Groundwork, ground driving, ponying, and teaching him to pull a cart are all great things for creating a well trained pony without even mounting up. All of this preparation will make the transition to riding easier when he is grown and ready. The last challenge will be finding a small but experienced rider. Just because I say small doesn’t mean this needs to be a young person. I have met many ladies that were small enough to ride the pony you are describing.

It takes years of training to create a nice horse and it should take the same to create a great pony. The advantage of training your own will be that you will know him very well and will be able to prevent many of the problems that are common in ponies.


Posted by on November 28, 2014 in Members Question, Training


Tags: , , , , , , , , , , , , , ,

Mini horses find their purpose in life.

“What happened to your minis? I know you took them from Ohio to Texas,

but you haven’t mentioned them since.”-Robin B

Thanks for reminding me! I have been working on a video that tells the story of the minis…but I kept forgetting to finish it. The minis learned a lot while they were with us including how to drive single and as a team…and we loved every minute of it.

Training horses is my passion and what I love even more is finding them great homes and purpose in life and the minis found theirs.

Check out the video:


Posted by on September 29, 2014 in Inspiring, Members Question, Video


Tags: , , , , , , , , , ,

Stops with Stacy: traveling with horses; horse motels brought to you by Tekonsha

We frequently travel with our horses to far off places. We have trailered horses from Maine to California, Florida, Texas, Nebraska, several times into Canada to name a few.

To keep both horses and humans safe, on long trips we stop for the night. Recently, I have made several trips between Texas and Ohio.

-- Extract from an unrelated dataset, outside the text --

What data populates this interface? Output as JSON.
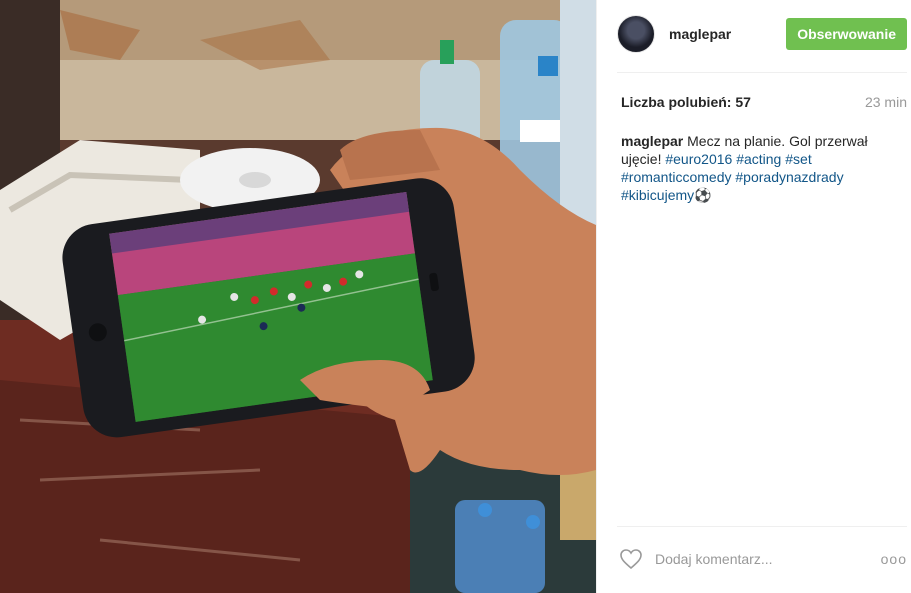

The drive takes about 20 hours which I break into a two day trip.

The nice thing about traveling the same route is that it is possible to become familiar with certain amenities…including the horse motels along the way.

If we are traveling an unfamiliar route and need to find a place to stop we go to The website features a map that gives an idea of where the stable is located so I can quickly see if there is one on my route.

My favorite feature of the website is the comment area. It is a section of the website where people who have stayed at each horse motel can rate the stay and leave comments. We have been using the site for years and have stayed at dozens of the stops. By reading the descriptions and the comments all have been what was described.

Some places can handle a large number of horses and other might only take two or three. We try to call in advance to let people know we are traveling through the area and to ask if they will have room. There have been time, however, when we have hit bad weather and could not make it to our original horse motel. The original hotel has always been understanding and the new hotel, with as short as one hour for notice, has also been accommodating.

Some offer lodging for the humans also in the form of cabins, apartments or RV hook ups. If they don’t they can give valuable advice as to how far human hotels are and what they recommend; much of this is already listed at

Cindy Ruprecht and Circle R Horse Lodge has been my go-to stop between Texas and Ohio. Her place is close to the highway and her stalls are big, sturdy and clean. Like most horse motels Cindy checks the horses health papers and coggins, which I like. Stopping at Cindy’s place already has the feeling of visiting with a friend and I like knowing that she checks on the horses while I am headed to my human hotel and again in the morning before I arrive.

Many of these places could be destination trips. Some have miles of trails or easy access to other horse activities and others can offer invaluable information for things that might occur on the road. For example Cindy has a local horse trailer shop and RV store nearby if you need repairs as well as a feed dealer and tack store.

Traveling with horses is extra work but it is also a great way to get to know other horse people around the country.


Posted by on June 5, 2014 in Stops with Stacy, Video


Tags: , , , , , , , , , , , , , , , , , , , , , , , , , ,